ENTRIES SUPPLIED ▸

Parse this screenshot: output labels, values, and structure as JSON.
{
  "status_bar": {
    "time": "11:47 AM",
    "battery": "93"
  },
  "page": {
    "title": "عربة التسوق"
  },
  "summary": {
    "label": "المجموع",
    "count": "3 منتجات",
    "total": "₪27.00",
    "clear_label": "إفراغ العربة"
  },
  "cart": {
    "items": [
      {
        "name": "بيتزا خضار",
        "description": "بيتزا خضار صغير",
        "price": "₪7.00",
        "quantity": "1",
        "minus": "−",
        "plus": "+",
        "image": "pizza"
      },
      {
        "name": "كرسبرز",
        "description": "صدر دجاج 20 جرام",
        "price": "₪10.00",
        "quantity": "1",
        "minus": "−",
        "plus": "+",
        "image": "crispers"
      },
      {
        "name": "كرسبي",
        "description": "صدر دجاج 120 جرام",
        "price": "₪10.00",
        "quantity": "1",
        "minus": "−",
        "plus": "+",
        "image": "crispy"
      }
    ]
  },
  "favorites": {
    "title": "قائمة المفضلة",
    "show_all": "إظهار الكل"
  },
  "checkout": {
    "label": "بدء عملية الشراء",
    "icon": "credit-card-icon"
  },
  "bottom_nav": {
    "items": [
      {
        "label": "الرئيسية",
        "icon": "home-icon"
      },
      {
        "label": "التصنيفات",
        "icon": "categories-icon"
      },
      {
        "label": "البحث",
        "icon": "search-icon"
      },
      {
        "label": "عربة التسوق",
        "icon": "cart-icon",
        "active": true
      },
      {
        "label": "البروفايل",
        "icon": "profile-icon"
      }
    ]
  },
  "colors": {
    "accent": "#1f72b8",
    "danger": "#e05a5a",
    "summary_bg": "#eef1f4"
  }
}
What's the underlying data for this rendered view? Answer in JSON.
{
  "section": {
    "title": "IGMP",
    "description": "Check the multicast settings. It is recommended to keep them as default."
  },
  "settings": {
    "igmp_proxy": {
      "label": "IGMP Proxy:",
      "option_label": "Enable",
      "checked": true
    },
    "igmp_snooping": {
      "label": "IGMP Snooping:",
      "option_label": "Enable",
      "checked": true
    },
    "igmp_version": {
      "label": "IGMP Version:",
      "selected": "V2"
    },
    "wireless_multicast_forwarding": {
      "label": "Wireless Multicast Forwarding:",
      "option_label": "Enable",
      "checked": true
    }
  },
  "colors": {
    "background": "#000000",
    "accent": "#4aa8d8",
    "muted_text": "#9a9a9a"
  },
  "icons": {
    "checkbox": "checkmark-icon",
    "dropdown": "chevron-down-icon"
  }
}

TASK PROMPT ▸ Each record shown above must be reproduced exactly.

FINISHED EXERCISE ▸
Parse this screenshot: output labels, values, and structure as JSON.
{
  "status_bar": {
    "time": "11:47 AM",
    "battery": "93"
  },
  "page": {
    "title": "عربة التسوق"
  },
  "summary": {
    "label": "المجموع",
    "count": "3 منتجات",
    "total": "₪27.00",
    "clear_label": "إفراغ العربة"
  },
  "cart": {
    "items": [
      {
        "name": "بيتزا خضار",
        "description": "بيتزا خضار صغير",
        "price": "₪7.00",
        "quantity": "1",
        "minus": "−",
        "plus": "+",
        "image": "pizza"
      },
      {
        "name": "كرسبرز",
        "description": "صدر دجاج 20 جرام",
        "price": "₪10.00",
        "quantity": "1",
        "minus": "−",
        "plus": "+",
        "image": "crispers"
      },
      {
        "name": "كرسبي",
        "description": "صدر دجاج 120 جرام",
        "price": "₪10.00",
        "quantity": "1",
        "minus": "−",
        "plus": "+",
        "image": "crispy"
      }
    ]
  },
  "favorites": {
    "title": "قائمة المفضلة",
    "show_all": "إظهار الكل"
  },
  "checkout": {
    "label": "بدء عملية الشراء",
    "icon": "credit-card-icon"
  },
  "bottom_nav": {
    "items": [
      {
        "label": "الرئيسية",
        "icon": "home-icon"
      },
      {
        "label": "التصنيفات",
        "icon": "categories-icon"
      },
      {
        "label": "البحث",
        "icon": "search-icon"
      },
      {
        "label": "عربة التسوق",
        "icon": "cart-icon",
        "active": true
      },
      {
        "label": "البروفايل",
        "icon": "profile-icon"
      }
    ]
  },
  "colors": {
    "accent": "#1f72b8",
    "danger": "#e05a5a",
    "summary_bg": "#eef1f4"
  }
}
What's the underlying data for this rendered view? Answer in JSON.
{
  "section": {
    "title": "IGMP",
    "description": "Check the multicast settings. It is recommended to keep them as default."
  },
  "settings": {
    "igmp_proxy": {
      "label": "IGMP Proxy:",
      "option_label": "Enable",
      "checked": true
    },
    "igmp_snooping": {
      "label": "IGMP Snooping:",
      "option_label": "Enable",
      "checked": true
    },
    "igmp_version": {
      "label": "IGMP Version:",
      "selected": "V2"
    },
    "wireless_multicast_forwarding": {
      "label": "Wireless Multicast Forwarding:",
      "option_label": "Enable",
      "checked": true
    }
  },
  "colors": {
    "background": "#000000",
    "accent": "#4aa8d8",
    "muted_text": "#9a9a9a"
  },
  "icons": {
    "checkbox": "checkmark-icon",
    "dropdown": "chevron-down-icon"
  }
}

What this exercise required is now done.